Then he saw the video broadcast live from a camera fixed to the gunman’s helmet. It
showed the gunman using the family’s driveway as a base to store his loaded weapons.
”I couldn’t believe it, that the guy had literally parked in our driveway and walked into the mosque, walked back to our driveway and back into the mosque,” South said.
When police arrived they helped Harrison get out of the house and over the back fence. “She wa
sn’t allowed to leave (by the front) because there were literally bodies lying in the driveway,” her son said.
The family says there’s no way that house can be their home now.
Amid the flowers at the roadblock on Saturday was a homemade sign printed on a piece of A4 paper, titled “#No to hate and terror.”
”If New Zealand is like a vessel of milk filled to the very brim, then consider immigrants

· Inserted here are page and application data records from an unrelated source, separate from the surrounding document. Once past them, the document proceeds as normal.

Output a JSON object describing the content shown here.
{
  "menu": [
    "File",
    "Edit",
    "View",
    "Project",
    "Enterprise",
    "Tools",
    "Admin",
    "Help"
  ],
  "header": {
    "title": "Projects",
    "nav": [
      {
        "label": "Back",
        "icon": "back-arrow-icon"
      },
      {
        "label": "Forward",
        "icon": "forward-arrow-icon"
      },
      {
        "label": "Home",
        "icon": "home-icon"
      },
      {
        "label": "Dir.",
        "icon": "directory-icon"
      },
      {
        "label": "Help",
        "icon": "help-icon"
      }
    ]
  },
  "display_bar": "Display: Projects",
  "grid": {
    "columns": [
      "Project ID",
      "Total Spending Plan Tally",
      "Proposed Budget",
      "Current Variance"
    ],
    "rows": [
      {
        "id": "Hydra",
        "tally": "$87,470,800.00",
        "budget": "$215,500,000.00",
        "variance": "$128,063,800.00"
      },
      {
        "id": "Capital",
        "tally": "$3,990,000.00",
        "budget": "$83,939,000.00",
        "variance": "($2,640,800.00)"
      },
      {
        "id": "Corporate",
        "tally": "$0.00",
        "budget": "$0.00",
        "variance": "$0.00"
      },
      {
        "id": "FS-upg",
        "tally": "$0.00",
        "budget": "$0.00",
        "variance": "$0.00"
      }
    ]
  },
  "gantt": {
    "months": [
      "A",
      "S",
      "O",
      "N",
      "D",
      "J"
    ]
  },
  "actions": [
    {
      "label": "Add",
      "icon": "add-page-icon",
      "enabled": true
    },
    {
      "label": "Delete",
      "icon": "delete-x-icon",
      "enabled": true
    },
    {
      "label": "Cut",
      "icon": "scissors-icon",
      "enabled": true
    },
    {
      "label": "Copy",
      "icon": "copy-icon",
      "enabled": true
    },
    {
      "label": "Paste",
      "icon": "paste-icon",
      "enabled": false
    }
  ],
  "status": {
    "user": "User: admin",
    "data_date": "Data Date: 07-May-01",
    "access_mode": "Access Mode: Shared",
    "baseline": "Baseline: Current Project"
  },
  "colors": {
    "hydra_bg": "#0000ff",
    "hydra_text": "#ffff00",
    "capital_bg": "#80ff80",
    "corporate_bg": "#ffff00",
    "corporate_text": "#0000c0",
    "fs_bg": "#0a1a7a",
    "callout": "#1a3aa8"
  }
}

as a pinch of sugar. We’ll not bring the vessel to overflowing but make the milk sweeter,” the sign said.
The author, Deepak Sharma, was standing nearby holding an identical copy. He moved from India to New Zeal
and 10 years ago, and with tears in his eyes told CNN, “This is not the country we chose to immigrate to.”
has made tremendous economic achievements, and they have enjoyed affluent material conditions since childho
od. So they set higher standards for life and ask for better quality and unique experiences,” Tang said.
“Compared with the older generation, they are more willing to pay for conveni
ence, entertainment, mental stimulation, companionship and education that will benefit their future careers.”
George Ren, a senior partner with global consultancy Roland Berger, said many companies have star
ted to respond to this demographic shift in recent years, as they have seen great potential in the singles’ economy.
“They have made products of smaller size, in smaller packages or with more divided functions. They have also deve
loped unique and personalized services to cater to the diversified demands from single people,” he said.
many Chinese leave their hometowns to make a living in big cities, where they live alone. This makes it inevitable that they will do things on their own at times.
“Due to life’s stresses, sometimes they will actively look for the chance to escape from social interaction to enjoy solitude. As a re
sult, dining, traveling and singing karaoke or watching movies alone has become more common,” she said.
Chen added that the perception of single people has witnessed profound
changes, as there is no longer any stigma attached to them and many prefer to remain alone.
“Whether in TV shows or movies, there are increasing scenarios that tell people they sho
uld remain independent, and it is possible to live a nice life without getting married, especially for women,” she said.